Data about app and page elements:
((
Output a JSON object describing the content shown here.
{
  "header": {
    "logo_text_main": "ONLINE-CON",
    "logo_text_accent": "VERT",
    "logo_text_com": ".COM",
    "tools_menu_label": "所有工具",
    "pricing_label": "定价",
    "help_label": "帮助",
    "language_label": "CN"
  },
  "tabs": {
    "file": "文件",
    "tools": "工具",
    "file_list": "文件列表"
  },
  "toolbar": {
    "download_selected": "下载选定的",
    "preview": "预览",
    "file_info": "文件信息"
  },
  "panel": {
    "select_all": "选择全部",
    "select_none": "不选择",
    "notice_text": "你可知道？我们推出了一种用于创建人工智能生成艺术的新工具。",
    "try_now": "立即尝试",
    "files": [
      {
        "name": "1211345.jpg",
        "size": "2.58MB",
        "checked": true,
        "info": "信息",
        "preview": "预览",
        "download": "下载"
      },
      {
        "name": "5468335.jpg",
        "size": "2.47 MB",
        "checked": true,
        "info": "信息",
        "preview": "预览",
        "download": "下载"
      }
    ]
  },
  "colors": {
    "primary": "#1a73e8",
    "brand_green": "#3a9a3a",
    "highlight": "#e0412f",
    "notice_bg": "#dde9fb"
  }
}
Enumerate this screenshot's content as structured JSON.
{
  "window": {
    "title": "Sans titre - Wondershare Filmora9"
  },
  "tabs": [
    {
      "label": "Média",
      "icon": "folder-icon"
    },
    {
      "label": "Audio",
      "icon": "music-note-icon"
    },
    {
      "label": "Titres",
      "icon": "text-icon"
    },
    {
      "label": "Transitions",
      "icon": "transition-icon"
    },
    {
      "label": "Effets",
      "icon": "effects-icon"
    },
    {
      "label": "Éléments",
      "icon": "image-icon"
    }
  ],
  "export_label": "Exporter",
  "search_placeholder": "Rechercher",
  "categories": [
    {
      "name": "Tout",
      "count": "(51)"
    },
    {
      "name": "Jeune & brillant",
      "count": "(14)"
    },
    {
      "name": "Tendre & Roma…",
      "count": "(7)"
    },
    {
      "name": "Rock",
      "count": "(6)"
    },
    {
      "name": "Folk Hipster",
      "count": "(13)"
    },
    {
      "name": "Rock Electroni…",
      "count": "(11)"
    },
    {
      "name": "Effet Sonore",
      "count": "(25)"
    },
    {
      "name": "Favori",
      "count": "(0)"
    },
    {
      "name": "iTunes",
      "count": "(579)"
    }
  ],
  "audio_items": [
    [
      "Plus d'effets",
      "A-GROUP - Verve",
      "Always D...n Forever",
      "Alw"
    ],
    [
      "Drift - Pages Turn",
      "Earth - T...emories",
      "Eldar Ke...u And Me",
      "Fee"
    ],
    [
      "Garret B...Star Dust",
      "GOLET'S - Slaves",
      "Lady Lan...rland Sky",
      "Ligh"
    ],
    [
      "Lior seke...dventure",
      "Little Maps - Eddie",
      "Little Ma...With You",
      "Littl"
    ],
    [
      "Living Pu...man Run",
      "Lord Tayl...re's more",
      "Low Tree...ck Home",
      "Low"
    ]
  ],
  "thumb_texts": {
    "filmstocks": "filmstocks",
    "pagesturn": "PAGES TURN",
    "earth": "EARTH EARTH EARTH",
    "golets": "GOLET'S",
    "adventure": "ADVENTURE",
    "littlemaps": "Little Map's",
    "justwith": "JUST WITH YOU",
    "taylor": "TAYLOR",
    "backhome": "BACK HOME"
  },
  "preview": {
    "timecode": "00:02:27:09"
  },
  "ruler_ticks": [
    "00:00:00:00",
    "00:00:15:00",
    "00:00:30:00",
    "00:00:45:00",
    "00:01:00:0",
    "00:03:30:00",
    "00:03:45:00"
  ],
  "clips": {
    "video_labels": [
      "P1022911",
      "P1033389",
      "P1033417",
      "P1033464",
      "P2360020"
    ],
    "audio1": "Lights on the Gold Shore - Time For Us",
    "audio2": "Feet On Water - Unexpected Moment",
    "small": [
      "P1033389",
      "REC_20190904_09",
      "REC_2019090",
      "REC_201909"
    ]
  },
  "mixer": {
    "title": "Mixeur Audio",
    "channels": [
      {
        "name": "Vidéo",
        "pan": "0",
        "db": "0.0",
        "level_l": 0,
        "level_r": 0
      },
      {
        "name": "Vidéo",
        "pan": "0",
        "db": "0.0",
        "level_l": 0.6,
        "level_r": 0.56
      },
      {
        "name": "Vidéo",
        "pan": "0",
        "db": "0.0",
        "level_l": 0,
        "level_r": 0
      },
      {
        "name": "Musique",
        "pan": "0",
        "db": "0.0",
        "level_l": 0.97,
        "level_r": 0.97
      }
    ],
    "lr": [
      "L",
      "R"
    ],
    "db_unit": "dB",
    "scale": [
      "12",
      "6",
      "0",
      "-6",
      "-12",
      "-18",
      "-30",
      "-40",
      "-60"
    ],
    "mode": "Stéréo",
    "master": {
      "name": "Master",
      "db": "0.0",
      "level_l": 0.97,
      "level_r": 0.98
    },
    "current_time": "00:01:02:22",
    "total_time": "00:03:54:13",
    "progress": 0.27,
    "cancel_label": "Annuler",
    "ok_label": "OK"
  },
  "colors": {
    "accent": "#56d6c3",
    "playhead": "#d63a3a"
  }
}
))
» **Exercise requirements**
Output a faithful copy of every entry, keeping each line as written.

» **Expected answer**
Output a JSON object describing the content shown here.
{
  "header": {
    "logo_text_main": "ONLINE-CON",
    "logo_text_accent": "VERT",
    "logo_text_com": ".COM",
    "tools_menu_label": "所有工具",
    "pricing_label": "定价",
    "help_label": "帮助",
    "language_label": "CN"
  },
  "tabs": {
    "file": "文件",
    "tools": "工具",
    "file_list": "文件列表"
  },
  "toolbar": {
    "download_selected": "下载选定的",
    "preview": "预览",
    "file_info": "文件信息"
  },
  "panel": {
    "select_all": "选择全部",
    "select_none": "不选择",
    "notice_text": "你可知道？我们推出了一种用于创建人工智能生成艺术的新工具。",
    "try_now": "立即尝试",
    "files": [
      {
        "name": "1211345.jpg",
        "size": "2.58MB",
        "checked": true,
        "info": "信息",
        "preview": "预览",
        "download": "下载"
      },
      {
        "name": "5468335.jpg",
        "size": "2.47 MB",
        "checked": true,
        "info": "信息",
        "preview": "预览",
        "download": "下载"
      }
    ]
  },
  "colors": {
    "primary": "#1a73e8",
    "brand_green": "#3a9a3a",
    "highlight": "#e0412f",
    "notice_bg": "#dde9fb"
  }
}
Enumerate this screenshot's content as structured JSON.
{
  "window": {
    "title": "Sans titre - Wondershare Filmora9"
  },
  "tabs": [
    {
      "label": "Média",
      "icon": "folder-icon"
    },
    {
      "label": "Audio",
      "icon": "music-note-icon"
    },
    {
      "label": "Titres",
      "icon": "text-icon"
    },
    {
      "label": "Transitions",
      "icon": "transition-icon"
    },
    {
      "label": "Effets",
      "icon": "effects-icon"
    },
    {
      "label": "Éléments",
      "icon": "image-icon"
    }
  ],
  "export_label": "Exporter",
  "search_placeholder": "Rechercher",
  "categories": [
    {
      "name": "Tout",
      "count": "(51)"
    },
    {
      "name": "Jeune & brillant",
      "count": "(14)"
    },
    {
      "name": "Tendre & Roma…",
      "count": "(7)"
    },
    {
      "name": "Rock",
      "count": "(6)"
    },
    {
      "name": "Folk Hipster",
      "count": "(13)"
    },
    {
      "name": "Rock Electroni…",
      "count": "(11)"
    },
    {
      "name": "Effet Sonore",
      "count": "(25)"
    },
    {
      "name": "Favori",
      "count": "(0)"
    },
    {
      "name": "iTunes",
      "count": "(579)"
    }
  ],
  "audio_items": [
    [
      "Plus d'effets",
      "A-GROUP - Verve",
      "Always D...n Forever",
      "Alw"
    ],
    [
      "Drift - Pages Turn",
      "Earth - T...emories",
      "Eldar Ke...u And Me",
      "Fee"
    ],
    [
      "Garret B...Star Dust",
      "GOLET'S - Slaves",
      "Lady Lan...rland Sky",
      "Ligh"
    ],
    [
      "Lior seke...dventure",
      "Little Maps - Eddie",
      "Little Ma...With You",
      "Littl"
    ],
    [
      "Living Pu...man Run",
      "Lord Tayl...re's more",
      "Low Tree...ck Home",
      "Low"
    ]
  ],
  "thumb_texts": {
    "filmstocks": "filmstocks",
    "pagesturn": "PAGES TURN",
    "earth": "EARTH EARTH EARTH",
    "golets": "GOLET'S",
    "adventure": "ADVENTURE",
    "littlemaps": "Little Map's",
    "justwith": "JUST WITH YOU",
    "taylor": "TAYLOR",
    "backhome": "BACK HOME"
  },
  "preview": {
    "timecode": "00:02:27:09"
  },
  "ruler_ticks": [
    "00:00:00:00",
    "00:00:15:00",
    "00:00:30:00",
    "00:00:45:00",
    "00:01:00:0",
    "00:03:30:00",
    "00:03:45:00"
  ],
  "clips": {
    "video_labels": [
      "P1022911",
      "P1033389",
      "P1033417",
      "P1033464",
      "P2360020"
    ],
    "audio1": "Lights on the Gold Shore - Time For Us",
    "audio2": "Feet On Water - Unexpected Moment",
    "small": [
      "P1033389",
      "REC_20190904_09",
      "REC_2019090",
      "REC_201909"
    ]
  },
  "mixer": {
    "title": "Mixeur Audio",
    "channels": [
      {
        "name": "Vidéo",
        "pan": "0",
        "db": "0.0",
        "level_l": 0,
        "level_r": 0
      },
      {
        "name": "Vidéo",
        "pan": "0",
        "db": "0.0",
        "level_l": 0.6,
        "level_r": 0.56
      },
      {
        "name": "Vidéo",
        "pan": "0",
        "db": "0.0",
        "level_l": 0,
        "level_r": 0
      },
      {
        "name": "Musique",
        "pan": "0",
        "db": "0.0",
        "level_l": 0.97,
        "level_r": 0.97
      }
    ],
    "lr": [
      "L",
      "R"
    ],
    "db_unit": "dB",
    "scale": [
      "12",
      "6",
      "0",
      "-6",
      "-12",
      "-18",
      "-30",
      "-40",
      "-60"
    ],
    "mode": "Stéréo",
    "master": {
      "name": "Master",
      "db": "0.0",
      "level_l": 0.97,
      "level_r": 0.98
    },
    "current_time": "00:01:02:22",
    "total_time": "00:03:54:13",
    "progress": 0.27,
    "cancel_label": "Annuler",
    "ok_label": "OK"
  },
  "colors": {
    "accent": "#56d6c3",
    "playhead": "#d63a3a"
  }
}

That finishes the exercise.